» **TASK DIRECTIONS**
Please, without the pictures, restate every entry exactly.

(Element data from apps and pages)
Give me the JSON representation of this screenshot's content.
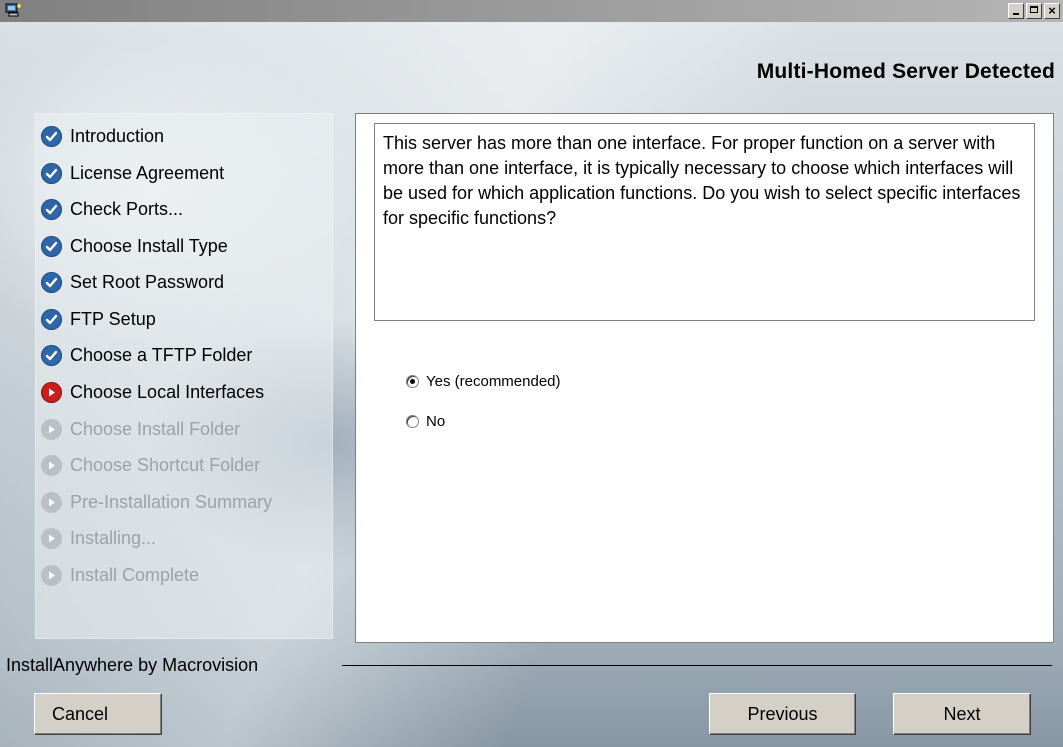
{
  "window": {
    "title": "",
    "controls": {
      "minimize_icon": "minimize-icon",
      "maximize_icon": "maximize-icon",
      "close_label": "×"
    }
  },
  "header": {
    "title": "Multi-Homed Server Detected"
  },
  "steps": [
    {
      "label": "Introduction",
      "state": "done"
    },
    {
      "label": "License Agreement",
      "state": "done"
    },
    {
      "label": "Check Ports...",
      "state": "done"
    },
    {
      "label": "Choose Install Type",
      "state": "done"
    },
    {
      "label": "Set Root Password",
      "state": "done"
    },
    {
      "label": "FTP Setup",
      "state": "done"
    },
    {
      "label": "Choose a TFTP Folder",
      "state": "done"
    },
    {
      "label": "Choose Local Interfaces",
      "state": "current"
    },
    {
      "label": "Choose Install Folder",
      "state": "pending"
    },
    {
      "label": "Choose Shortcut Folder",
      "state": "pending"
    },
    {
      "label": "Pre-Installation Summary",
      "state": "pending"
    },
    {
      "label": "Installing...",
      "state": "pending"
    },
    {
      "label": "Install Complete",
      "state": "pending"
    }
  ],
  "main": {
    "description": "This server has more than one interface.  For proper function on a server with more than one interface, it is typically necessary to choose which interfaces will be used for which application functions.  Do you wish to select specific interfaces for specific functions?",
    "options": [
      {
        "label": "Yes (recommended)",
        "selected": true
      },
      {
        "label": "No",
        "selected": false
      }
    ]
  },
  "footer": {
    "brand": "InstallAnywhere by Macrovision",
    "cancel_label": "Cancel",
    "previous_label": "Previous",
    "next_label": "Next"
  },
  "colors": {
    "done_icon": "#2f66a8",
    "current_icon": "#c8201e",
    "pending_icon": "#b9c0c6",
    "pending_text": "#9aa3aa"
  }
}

» **SOLUTION TO THIS TASK**
Give me the JSON representation of this screenshot's content.
{
  "window": {
    "title": "",
    "controls": {
      "minimize_icon": "minimize-icon",
      "maximize_icon": "maximize-icon",
      "close_label": "×"
    }
  },
  "header": {
    "title": "Multi-Homed Server Detected"
  },
  "steps": [
    {
      "label": "Introduction",
      "state": "done"
    },
    {
      "label": "License Agreement",
      "state": "done"
    },
    {
      "label": "Check Ports...",
      "state": "done"
    },
    {
      "label": "Choose Install Type",
      "state": "done"
    },
    {
      "label": "Set Root Password",
      "state": "done"
    },
    {
      "label": "FTP Setup",
      "state": "done"
    },
    {
      "label": "Choose a TFTP Folder",
      "state": "done"
    },
    {
      "label": "Choose Local Interfaces",
      "state": "current"
    },
    {
      "label": "Choose Install Folder",
      "state": "pending"
    },
    {
      "label": "Choose Shortcut Folder",
      "state": "pending"
    },
    {
      "label": "Pre-Installation Summary",
      "state": "pending"
    },
    {
      "label": "Installing...",
      "state": "pending"
    },
    {
      "label": "Install Complete",
      "state": "pending"
    }
  ],
  "main": {
    "description": "This server has more than one interface.  For proper function on a server with more than one interface, it is typically necessary to choose which interfaces will be used for which application functions.  Do you wish to select specific interfaces for specific functions?",
    "options": [
      {
        "label": "Yes (recommended)",
        "selected": true
      },
      {
        "label": "No",
        "selected": false
      }
    ]
  },
  "footer": {
    "brand": "InstallAnywhere by Macrovision",
    "cancel_label": "Cancel",
    "previous_label": "Previous",
    "next_label": "Next"
  },
  "colors": {
    "done_icon": "#2f66a8",
    "current_icon": "#c8201e",
    "pending_icon": "#b9c0c6",
    "pending_text": "#9aa3aa"
  }
}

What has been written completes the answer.